*ACTION ITEM*: In full and without change, repeat the records shown below.

(Beginning of DATA SHOWN)

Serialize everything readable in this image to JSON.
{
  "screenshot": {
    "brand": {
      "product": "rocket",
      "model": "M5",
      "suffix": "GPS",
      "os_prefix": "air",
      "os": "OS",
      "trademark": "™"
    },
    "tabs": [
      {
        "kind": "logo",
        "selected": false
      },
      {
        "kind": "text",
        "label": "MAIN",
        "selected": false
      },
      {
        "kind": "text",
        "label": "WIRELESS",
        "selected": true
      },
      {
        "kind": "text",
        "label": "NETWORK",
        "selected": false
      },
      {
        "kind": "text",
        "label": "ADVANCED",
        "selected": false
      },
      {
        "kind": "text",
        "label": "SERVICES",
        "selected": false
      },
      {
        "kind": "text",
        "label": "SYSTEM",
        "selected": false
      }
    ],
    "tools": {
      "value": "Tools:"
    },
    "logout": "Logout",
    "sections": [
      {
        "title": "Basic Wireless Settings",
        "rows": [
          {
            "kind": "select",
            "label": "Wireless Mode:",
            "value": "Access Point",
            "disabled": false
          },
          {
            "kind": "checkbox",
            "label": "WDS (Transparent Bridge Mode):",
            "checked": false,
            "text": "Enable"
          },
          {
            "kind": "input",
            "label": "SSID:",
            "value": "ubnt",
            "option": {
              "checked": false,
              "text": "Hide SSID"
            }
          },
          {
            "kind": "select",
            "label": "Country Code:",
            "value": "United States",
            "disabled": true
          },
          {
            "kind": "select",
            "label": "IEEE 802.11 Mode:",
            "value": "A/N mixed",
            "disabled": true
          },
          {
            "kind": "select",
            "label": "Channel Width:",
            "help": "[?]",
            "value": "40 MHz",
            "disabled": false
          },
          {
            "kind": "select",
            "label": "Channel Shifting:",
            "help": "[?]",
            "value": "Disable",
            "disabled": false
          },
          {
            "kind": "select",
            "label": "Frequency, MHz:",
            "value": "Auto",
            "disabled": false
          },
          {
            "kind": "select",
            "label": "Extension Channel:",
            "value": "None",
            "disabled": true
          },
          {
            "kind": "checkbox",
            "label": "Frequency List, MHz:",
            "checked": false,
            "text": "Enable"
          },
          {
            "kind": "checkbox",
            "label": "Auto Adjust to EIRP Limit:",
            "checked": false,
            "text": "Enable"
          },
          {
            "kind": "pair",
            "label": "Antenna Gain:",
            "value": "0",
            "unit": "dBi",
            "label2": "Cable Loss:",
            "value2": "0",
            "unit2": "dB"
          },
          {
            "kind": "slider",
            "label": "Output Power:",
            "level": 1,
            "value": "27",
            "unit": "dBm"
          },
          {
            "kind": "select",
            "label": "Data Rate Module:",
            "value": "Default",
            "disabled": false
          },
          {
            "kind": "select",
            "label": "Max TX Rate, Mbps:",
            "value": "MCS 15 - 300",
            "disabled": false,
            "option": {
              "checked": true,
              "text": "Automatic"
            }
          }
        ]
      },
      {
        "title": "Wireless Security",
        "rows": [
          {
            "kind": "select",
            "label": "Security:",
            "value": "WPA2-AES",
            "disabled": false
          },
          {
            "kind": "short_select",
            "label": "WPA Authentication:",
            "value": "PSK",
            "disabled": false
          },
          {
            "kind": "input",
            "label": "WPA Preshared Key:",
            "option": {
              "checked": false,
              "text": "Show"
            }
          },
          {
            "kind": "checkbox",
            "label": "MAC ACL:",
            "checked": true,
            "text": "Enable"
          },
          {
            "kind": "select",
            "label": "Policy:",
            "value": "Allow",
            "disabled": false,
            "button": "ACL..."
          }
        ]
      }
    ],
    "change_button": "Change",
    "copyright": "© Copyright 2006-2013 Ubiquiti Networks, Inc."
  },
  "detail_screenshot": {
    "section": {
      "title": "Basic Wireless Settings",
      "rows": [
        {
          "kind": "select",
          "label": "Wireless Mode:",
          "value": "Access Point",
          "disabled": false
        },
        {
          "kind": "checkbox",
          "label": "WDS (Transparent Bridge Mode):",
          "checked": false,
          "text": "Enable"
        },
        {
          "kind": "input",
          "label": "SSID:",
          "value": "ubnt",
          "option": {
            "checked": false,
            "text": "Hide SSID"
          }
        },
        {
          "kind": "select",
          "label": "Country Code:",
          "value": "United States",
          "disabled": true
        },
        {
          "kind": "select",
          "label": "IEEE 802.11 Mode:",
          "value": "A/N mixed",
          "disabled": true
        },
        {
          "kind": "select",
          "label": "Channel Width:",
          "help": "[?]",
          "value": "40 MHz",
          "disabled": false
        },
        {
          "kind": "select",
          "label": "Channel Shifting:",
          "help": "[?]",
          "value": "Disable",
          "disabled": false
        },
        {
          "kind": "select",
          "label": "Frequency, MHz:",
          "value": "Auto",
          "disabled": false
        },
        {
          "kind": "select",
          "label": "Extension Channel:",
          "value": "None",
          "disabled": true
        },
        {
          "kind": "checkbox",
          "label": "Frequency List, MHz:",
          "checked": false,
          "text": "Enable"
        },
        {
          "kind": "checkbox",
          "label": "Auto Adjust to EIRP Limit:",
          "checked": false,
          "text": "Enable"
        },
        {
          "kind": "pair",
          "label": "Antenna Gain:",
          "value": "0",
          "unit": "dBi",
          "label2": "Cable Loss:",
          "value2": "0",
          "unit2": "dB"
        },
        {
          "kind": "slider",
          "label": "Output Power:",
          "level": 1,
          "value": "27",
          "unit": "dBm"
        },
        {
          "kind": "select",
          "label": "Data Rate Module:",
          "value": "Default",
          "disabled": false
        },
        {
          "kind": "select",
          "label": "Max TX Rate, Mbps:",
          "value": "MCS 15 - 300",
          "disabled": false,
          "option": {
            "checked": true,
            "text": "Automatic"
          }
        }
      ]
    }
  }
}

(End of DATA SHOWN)

*RESULT OF THIS EXERCISE*:
Serialize everything readable in this image to JSON.
{
  "screenshot": {
    "brand": {
      "product": "rocket",
      "model": "M5",
      "suffix": "GPS",
      "os_prefix": "air",
      "os": "OS",
      "trademark": "™"
    },
    "tabs": [
      {
        "kind": "logo",
        "selected": false
      },
      {
        "kind": "text",
        "label": "MAIN",
        "selected": false
      },
      {
        "kind": "text",
        "label": "WIRELESS",
        "selected": true
      },
      {
        "kind": "text",
        "label": "NETWORK",
        "selected": false
      },
      {
        "kind": "text",
        "label": "ADVANCED",
        "selected": false
      },
      {
        "kind": "text",
        "label": "SERVICES",
        "selected": false
      },
      {
        "kind": "text",
        "label": "SYSTEM",
        "selected": false
      }
    ],
    "tools": {
      "value": "Tools:"
    },
    "logout": "Logout",
    "sections": [
      {
        "title": "Basic Wireless Settings",
        "rows": [
          {
            "kind": "select",
            "label": "Wireless Mode:",
            "value": "Access Point",
            "disabled": false
          },
          {
            "kind": "checkbox",
            "label": "WDS (Transparent Bridge Mode):",
            "checked": false,
            "text": "Enable"
          },
          {
            "kind": "input",
            "label": "SSID:",
            "value": "ubnt",
            "option": {
              "checked": false,
              "text": "Hide SSID"
            }
          },
          {
            "kind": "select",
            "label": "Country Code:",
            "value": "United States",
            "disabled": true
          },
          {
            "kind": "select",
            "label": "IEEE 802.11 Mode:",
            "value": "A/N mixed",
            "disabled": true
          },
          {
            "kind": "select",
            "label": "Channel Width:",
            "help": "[?]",
            "value": "40 MHz",
            "disabled": false
          },
          {
            "kind": "select",
            "label": "Channel Shifting:",
            "help": "[?]",
            "value": "Disable",
            "disabled": false
          },
          {
            "kind": "select",
            "label": "Frequency, MHz:",
            "value": "Auto",
            "disabled": false
          },
          {
            "kind": "select",
            "label": "Extension Channel:",
            "value": "None",
            "disabled": true
          },
          {
            "kind": "checkbox",
            "label": "Frequency List, MHz:",
            "checked": false,
            "text": "Enable"
          },
          {
            "kind": "checkbox",
            "label": "Auto Adjust to EIRP Limit:",
            "checked": false,
            "text": "Enable"
          },
          {
            "kind": "pair",
            "label": "Antenna Gain:",
            "value": "0",
            "unit": "dBi",
            "label2": "Cable Loss:",
            "value2": "0",
            "unit2": "dB"
          },
          {
            "kind": "slider",
            "label": "Output Power:",
            "level": 1,
            "value": "27",
            "unit": "dBm"
          },
          {
            "kind": "select",
            "label": "Data Rate Module:",
            "value": "Default",
            "disabled": false
          },
          {
            "kind": "select",
            "label": "Max TX Rate, Mbps:",
            "value": "MCS 15 - 300",
            "disabled": false,
            "option": {
              "checked": true,
              "text": "Automatic"
            }
          }
        ]
      },
      {
        "title": "Wireless Security",
        "rows": [
          {
            "kind": "select",
            "label": "Security:",
            "value": "WPA2-AES",
            "disabled": false
          },
          {
            "kind": "short_select",
            "label": "WPA Authentication:",
            "value": "PSK",
            "disabled": false
          },
          {
            "kind": "input",
            "label": "WPA Preshared Key:",
            "option": {
              "checked": false,
              "text": "Show"
            }
          },
          {
            "kind": "checkbox",
            "label": "MAC ACL:",
            "checked": true,
            "text": "Enable"
          },
          {
            "kind": "select",
            "label": "Policy:",
            "value": "Allow",
            "disabled": false,
            "button": "ACL..."
          }
        ]
      }
    ],
    "change_button": "Change",
    "copyright": "© Copyright 2006-2013 Ubiquiti Networks, Inc."
  },
  "detail_screenshot": {
    "section": {
      "title": "Basic Wireless Settings",
      "rows": [
        {
          "kind": "select",
          "label": "Wireless Mode:",
          "value": "Access Point",
          "disabled": false
        },
        {
          "kind": "checkbox",
          "label": "WDS (Transparent Bridge Mode):",
          "checked": false,
          "text": "Enable"
        },
        {
          "kind": "input",
          "label": "SSID:",
          "value": "ubnt",
          "option": {
            "checked": false,
            "text": "Hide SSID"
          }
        },
        {
          "kind": "select",
          "label": "Country Code:",
          "value": "United States",
          "disabled": true
        },
        {
          "kind": "select",
          "label": "IEEE 802.11 Mode:",
          "value": "A/N mixed",
          "disabled": true
        },
        {
          "kind": "select",
          "label": "Channel Width:",
          "help": "[?]",
          "value": "40 MHz",
          "disabled": false
        },
        {
          "kind": "select",
          "label": "Channel Shifting:",
          "help": "[?]",
          "value": "Disable",
          "disabled": false
        },
        {
          "kind": "select",
          "label": "Frequency, MHz:",
          "value": "Auto",
          "disabled": false
        },
        {
          "kind": "select",
          "label": "Extension Channel:",
          "value": "None",
          "disabled": true
        },
        {
          "kind": "checkbox",
          "label": "Frequency List, MHz:",
          "checked": false,
          "text": "Enable"
        },
        {
          "kind": "checkbox",
          "label": "Auto Adjust to EIRP Limit:",
          "checked": false,
          "text": "Enable"
        },
        {
          "kind": "pair",
          "label": "Antenna Gain:",
          "value": "0",
          "unit": "dBi",
          "label2": "Cable Loss:",
          "value2": "0",
          "unit2": "dB"
        },
        {
          "kind": "slider",
          "label": "Output Power:",
          "level": 1,
          "value": "27",
          "unit": "dBm"
        },
        {
          "kind": "select",
          "label": "Data Rate Module:",
          "value": "Default",
          "disabled": false
        },
        {
          "kind": "select",
          "label": "Max TX Rate, Mbps:",
          "value": "MCS 15 - 300",
          "disabled": false,
          "option": {
            "checked": true,
            "text": "Automatic"
          }
        }
      ]
    }
  }
}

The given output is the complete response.